Ever since former Booz Allen Hamilton contractor Edward Snowden started revealing national Security Agency documents earlier this year there has been renewed debate about what is the proper balance between public and private sector roles and participation in the intelligence community. This is an issue, which, in recent years, has periodically come up, but has not received the same critical scrutiny in the sustained way the role of private military and security contractors operating in Iraq or Afghanistan has.
But with the advantage of hindsight there were warning signs long before Snowden appeared on the scene. For example, consider an article published in a past issue of the Brown Journal of World Affairs (Fall 2011). The author is Armin Krishnan, a visiting assistant professor of security studies at the University of Texas at El Paso and author of the book War as Business.
The first thing to note is that he is not, per se, opposed to privatizing some functions of the intelligence community which, traditionally, have been held to be an “inherently governmental” function and, thus, only to be performed by government workers. He writes, “The outsourcing of intelligence gathering is not necessarily a problem in itself and is certainly nothing new in the United States. The U.S. government has a long history of reliance on contractors and private companies in the field of intelligence.”
That said, he still thinks intelligence outsourcing has gone too far. Among his reasons:

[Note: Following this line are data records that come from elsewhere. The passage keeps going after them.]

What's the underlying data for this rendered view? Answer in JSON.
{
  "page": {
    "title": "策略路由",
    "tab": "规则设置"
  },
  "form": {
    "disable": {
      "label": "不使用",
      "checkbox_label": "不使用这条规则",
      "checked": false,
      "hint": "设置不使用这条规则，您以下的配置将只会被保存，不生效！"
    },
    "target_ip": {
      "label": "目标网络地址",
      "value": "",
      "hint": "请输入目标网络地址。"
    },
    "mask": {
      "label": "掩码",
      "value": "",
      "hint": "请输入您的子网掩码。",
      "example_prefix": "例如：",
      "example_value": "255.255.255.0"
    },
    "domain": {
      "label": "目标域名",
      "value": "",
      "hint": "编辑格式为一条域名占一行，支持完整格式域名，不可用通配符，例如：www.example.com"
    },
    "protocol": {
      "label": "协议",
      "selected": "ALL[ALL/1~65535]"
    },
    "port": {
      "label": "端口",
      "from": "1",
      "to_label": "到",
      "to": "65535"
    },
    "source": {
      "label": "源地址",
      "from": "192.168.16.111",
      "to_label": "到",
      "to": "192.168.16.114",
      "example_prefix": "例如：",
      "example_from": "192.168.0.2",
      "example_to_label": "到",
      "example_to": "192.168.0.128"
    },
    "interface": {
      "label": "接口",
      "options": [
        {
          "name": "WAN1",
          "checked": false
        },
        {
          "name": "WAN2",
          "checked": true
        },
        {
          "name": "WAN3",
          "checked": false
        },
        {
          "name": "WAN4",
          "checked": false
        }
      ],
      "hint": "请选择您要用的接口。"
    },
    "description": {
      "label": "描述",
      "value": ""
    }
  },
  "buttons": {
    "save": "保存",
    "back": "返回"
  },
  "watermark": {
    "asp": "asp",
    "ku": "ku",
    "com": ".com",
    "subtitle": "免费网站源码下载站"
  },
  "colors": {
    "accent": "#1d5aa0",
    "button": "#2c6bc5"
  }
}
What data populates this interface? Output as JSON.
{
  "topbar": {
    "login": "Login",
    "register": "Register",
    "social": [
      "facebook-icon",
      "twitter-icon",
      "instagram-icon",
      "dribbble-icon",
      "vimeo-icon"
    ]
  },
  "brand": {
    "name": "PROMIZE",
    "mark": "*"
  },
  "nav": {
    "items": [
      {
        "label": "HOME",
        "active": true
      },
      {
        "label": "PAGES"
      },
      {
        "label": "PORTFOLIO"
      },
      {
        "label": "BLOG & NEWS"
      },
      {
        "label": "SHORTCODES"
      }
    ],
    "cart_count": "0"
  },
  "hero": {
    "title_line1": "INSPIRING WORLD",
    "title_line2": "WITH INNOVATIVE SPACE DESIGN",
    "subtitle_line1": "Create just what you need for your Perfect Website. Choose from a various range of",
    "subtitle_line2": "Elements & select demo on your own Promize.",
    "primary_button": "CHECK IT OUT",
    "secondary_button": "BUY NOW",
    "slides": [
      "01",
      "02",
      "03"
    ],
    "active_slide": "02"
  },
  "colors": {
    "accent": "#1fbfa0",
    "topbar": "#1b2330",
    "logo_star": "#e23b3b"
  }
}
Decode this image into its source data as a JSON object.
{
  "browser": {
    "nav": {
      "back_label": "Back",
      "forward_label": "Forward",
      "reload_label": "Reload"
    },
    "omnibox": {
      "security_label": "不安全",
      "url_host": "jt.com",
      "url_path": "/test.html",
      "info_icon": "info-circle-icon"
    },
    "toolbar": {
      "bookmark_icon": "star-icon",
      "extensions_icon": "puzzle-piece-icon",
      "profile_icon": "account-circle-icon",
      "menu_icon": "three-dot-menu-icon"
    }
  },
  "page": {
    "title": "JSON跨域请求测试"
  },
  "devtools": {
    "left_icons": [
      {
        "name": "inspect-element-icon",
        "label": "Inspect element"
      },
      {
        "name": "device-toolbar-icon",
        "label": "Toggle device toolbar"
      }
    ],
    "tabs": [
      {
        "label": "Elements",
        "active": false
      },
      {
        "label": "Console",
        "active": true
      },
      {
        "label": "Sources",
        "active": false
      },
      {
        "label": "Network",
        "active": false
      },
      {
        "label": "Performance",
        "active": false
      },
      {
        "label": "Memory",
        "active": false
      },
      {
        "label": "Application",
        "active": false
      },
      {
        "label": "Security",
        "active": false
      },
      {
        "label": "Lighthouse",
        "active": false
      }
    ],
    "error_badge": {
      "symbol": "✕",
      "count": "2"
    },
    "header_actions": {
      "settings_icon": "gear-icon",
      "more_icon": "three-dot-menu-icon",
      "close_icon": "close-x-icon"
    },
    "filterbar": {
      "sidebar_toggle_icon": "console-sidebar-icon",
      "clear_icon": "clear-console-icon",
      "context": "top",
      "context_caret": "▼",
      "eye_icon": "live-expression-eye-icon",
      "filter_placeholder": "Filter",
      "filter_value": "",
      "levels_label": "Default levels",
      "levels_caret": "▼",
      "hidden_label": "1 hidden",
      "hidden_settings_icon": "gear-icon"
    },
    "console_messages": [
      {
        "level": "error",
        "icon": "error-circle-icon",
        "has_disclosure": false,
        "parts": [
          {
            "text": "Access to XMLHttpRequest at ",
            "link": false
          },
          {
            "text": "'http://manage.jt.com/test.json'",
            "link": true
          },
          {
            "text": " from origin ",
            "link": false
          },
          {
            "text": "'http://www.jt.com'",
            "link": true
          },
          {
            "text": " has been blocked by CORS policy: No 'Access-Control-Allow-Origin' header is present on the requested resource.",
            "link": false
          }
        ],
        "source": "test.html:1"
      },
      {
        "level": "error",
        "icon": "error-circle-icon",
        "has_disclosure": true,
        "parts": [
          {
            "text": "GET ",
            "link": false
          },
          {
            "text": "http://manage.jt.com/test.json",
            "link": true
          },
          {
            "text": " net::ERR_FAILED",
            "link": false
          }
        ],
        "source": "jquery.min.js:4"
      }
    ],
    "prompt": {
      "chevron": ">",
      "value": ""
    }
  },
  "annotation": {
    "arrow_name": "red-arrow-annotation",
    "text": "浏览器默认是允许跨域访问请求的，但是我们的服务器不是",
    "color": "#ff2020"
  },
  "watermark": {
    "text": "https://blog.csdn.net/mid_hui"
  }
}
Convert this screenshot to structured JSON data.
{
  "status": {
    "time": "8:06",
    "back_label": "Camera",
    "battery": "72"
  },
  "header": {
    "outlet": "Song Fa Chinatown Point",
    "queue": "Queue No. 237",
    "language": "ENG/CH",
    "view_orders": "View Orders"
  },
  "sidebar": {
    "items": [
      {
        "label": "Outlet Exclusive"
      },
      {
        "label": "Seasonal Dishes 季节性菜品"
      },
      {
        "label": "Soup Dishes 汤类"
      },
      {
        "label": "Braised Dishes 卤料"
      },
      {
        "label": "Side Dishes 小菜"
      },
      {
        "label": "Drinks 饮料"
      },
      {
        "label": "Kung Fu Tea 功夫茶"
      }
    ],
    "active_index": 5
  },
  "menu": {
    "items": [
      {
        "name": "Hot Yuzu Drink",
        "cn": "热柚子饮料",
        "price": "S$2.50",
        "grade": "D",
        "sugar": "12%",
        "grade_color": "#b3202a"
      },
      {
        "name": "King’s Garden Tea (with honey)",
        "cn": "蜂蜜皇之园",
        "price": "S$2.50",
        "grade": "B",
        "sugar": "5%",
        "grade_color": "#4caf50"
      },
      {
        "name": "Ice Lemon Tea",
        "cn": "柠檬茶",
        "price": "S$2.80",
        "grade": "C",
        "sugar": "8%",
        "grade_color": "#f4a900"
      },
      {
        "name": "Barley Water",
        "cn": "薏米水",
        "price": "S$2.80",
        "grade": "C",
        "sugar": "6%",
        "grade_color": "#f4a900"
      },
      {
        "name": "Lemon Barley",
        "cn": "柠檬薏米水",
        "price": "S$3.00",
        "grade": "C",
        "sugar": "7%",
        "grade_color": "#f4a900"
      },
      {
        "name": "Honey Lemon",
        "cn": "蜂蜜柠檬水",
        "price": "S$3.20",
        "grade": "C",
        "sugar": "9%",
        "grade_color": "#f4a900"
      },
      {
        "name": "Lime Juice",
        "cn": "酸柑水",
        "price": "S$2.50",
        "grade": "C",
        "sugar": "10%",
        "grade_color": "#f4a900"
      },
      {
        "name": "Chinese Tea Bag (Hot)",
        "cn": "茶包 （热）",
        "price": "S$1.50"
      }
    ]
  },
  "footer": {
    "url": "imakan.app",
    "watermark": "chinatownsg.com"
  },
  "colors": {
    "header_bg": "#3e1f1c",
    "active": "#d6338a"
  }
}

The trend toward intelligence privatization and outsourcing is a cause for concern for many reasons. First, it breeds corruption and gross inefficiency. Second, it has resulted in massive abuses of civil liberties and human rights. Third, it weakens the quality of intelligence products, as national intelligence becomes dominated by private interests with strong incentives for biased reporting. Fourth, it creates difficulties for the control and oversight of intelligence activities, as it is more difficult for the government to monitor contracted companies and private companies have less obligation to turn over information to congressional oversight bodies. Fifth, in the long term, it will cause a loss of core competencies and expertise to the private sector, especially as it concerns technology.